After several months of campaigning, a number of meetings with people I never thought I would be spending time with, and a lot of press coverage it has become clear that the Archaeology A level is about to end. First of all I want to thank everyone who has helped, from signing the petition to helping me write press statements. The media have been fantastic and our local radio station, BBC Hereford and Worcester, have been so supportive in trying to help drum up knowledge of the subject and our cause. Worcester Sixth Form College needs a lot of thanks here too as our staff have helped in so many ways, including keeping me sane as we try to change the minds of exam boards! And finally a huge thank you to my students, all of whom have put in so much effort to help sell the subject to others and get the knowledge out there that we exist. Without the students we really would not have had an A level in the first place.
So, now we move onto the last 15 months of the A level. And we want to enjoy it! My students and I want to make sure we make use of every single opportunity we can and show everyone what we do. The first thing I want to show is what my second years get up to every year. Their coursework has to be original; they have to undertake a unique project that enables them to practice an archaeological technique, either using actual archaeological material or producing their own artefact and testing it. This year I have the usual variation from a study of ancient Egyptian artefacts to an attempt to make hand axes in the same form that were made by Homo heidelbergensis at Happisburgh. There has been freshly baked ancient Egyptian bread and Roman samian ware from our very own city of Worcester. I am still not physically or emotionally recovered from the experience of drinking Aztec style chocolate, and I have an Australian-style boomerang and a Medieval Axe sitting in my classroom right now. All of these projects will be the topic of my next few posts, giving my students the opportunity to share what they have learnt and why they undertook their projects.
There are also so many topics we discuss in class that have wider social implications and so we will discuss them here as well. I cannot think of a more contentious issue in geology right now than the new geological time period, the Anthropocene. And the archaeologists have a few comments they want to present. We also study the Neolithic, hominid evolution as well as the development of culture and technology. The ideas we consider have wider social implications today and are well worth thinking about; whether you study the subject or not. Then of course, what about terrorism in the ancient world? While often considered a modern issue, the control of others has been seen throughout history and the tactics employed by Daesh are by no means new or unique, and how people responded in the past has remarkable similarities to acts seen today. Can we not learn from the past to avoid the same mistakes?
And finally I want to show why my students chose archaeology. The fun, the intellectual stimulation and of course the trips! The annual trips to London have become a tradition that we will continue and we will of course continue to find interesting digs wherever we can. We will also get in contact with students who have gone to university to study archaeology and see what triggered their interest. And find out what they have been up to since.
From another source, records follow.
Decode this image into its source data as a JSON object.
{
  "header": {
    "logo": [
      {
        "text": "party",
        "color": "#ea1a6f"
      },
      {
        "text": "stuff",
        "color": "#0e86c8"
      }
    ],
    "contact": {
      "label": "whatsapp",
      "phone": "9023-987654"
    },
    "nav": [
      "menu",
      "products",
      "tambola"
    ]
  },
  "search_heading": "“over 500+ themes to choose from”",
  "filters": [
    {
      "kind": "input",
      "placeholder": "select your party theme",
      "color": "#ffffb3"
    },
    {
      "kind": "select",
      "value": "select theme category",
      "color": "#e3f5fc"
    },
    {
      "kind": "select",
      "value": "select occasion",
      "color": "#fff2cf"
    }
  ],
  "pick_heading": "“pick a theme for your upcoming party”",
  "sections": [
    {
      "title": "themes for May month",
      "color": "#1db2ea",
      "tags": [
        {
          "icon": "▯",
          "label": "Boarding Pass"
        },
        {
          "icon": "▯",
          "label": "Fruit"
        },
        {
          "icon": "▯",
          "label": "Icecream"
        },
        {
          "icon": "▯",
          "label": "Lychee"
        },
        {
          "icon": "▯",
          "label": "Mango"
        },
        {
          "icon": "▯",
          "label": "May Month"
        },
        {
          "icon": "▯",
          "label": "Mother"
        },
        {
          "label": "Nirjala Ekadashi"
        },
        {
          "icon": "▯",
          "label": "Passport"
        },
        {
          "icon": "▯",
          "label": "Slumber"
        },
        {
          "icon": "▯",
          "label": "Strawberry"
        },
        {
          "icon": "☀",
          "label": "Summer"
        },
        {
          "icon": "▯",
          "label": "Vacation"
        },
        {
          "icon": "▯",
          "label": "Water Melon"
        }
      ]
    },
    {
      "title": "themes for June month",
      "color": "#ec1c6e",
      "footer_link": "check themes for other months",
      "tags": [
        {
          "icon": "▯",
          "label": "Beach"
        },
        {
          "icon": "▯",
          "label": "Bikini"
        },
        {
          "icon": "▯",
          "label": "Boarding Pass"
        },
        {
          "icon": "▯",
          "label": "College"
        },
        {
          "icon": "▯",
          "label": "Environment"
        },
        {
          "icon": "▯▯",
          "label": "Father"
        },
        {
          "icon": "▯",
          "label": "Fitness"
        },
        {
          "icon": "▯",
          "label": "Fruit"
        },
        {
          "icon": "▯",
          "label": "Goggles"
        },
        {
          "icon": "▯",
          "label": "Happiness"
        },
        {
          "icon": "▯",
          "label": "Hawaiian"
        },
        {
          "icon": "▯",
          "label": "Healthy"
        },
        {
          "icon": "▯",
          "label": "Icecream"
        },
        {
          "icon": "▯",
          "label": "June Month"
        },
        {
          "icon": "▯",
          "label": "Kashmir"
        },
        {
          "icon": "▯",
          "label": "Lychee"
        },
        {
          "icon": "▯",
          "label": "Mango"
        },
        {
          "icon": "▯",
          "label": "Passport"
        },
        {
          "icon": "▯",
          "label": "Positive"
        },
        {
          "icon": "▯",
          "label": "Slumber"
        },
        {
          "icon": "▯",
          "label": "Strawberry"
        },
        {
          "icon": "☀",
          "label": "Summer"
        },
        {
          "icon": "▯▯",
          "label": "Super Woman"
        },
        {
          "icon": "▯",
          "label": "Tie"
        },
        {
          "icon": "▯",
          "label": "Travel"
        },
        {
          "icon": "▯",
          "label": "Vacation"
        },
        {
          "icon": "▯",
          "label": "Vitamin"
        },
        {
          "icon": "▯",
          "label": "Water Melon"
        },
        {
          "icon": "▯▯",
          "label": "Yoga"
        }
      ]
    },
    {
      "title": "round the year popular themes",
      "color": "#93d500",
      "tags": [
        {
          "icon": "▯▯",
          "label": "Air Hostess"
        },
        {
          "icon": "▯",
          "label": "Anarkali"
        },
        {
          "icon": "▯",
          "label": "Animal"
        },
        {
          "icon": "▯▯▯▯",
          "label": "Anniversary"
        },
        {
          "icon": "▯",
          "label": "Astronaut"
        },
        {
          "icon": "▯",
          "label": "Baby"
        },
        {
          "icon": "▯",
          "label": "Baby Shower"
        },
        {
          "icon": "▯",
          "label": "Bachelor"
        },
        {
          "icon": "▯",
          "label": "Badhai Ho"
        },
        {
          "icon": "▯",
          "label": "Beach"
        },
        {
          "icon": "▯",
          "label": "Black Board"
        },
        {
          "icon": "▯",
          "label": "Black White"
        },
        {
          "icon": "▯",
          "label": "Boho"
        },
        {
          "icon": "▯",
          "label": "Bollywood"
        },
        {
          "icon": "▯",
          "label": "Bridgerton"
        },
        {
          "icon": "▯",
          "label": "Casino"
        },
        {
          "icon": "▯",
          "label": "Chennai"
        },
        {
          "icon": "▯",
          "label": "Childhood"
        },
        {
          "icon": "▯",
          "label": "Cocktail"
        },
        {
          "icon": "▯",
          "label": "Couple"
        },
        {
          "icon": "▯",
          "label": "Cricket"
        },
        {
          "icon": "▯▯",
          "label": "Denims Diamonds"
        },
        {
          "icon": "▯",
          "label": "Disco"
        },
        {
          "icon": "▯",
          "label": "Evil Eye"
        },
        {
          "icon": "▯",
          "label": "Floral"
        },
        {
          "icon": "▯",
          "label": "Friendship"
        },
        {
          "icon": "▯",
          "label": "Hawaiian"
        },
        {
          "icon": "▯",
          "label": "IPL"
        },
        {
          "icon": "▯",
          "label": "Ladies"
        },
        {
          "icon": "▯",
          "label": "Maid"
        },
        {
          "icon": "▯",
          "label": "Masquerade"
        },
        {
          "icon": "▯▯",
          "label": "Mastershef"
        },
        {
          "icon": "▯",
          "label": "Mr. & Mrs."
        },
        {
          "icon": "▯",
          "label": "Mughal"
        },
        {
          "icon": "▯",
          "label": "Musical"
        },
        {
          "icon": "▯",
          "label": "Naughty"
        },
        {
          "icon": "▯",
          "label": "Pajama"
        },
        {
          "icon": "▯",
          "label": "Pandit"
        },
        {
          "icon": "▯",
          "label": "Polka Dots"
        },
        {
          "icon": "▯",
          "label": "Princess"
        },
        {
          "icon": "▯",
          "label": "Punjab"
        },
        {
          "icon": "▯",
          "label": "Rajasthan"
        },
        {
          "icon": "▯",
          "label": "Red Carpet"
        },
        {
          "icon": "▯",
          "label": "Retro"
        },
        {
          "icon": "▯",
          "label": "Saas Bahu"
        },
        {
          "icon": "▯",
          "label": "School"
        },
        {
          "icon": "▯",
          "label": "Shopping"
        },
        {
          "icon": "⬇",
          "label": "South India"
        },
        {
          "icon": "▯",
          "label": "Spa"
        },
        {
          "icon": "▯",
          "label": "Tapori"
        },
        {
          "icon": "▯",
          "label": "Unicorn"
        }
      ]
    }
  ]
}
We also have some archaeological material of our own that should be discussed, for example our former student Jade (now at the University of Cardiff) has been studying human remains that were donated to the college many years ago, to find out who these people may be.
So, while the future may not be as bright for the subject as we would have hoped, we certainly won't be disheartened over the next year and hopefully we can convince more people to take this subject at university as we say our final goodbyes.
The Class of 2017 Trying Ancient Egyptian Bread... Some Reluctantly!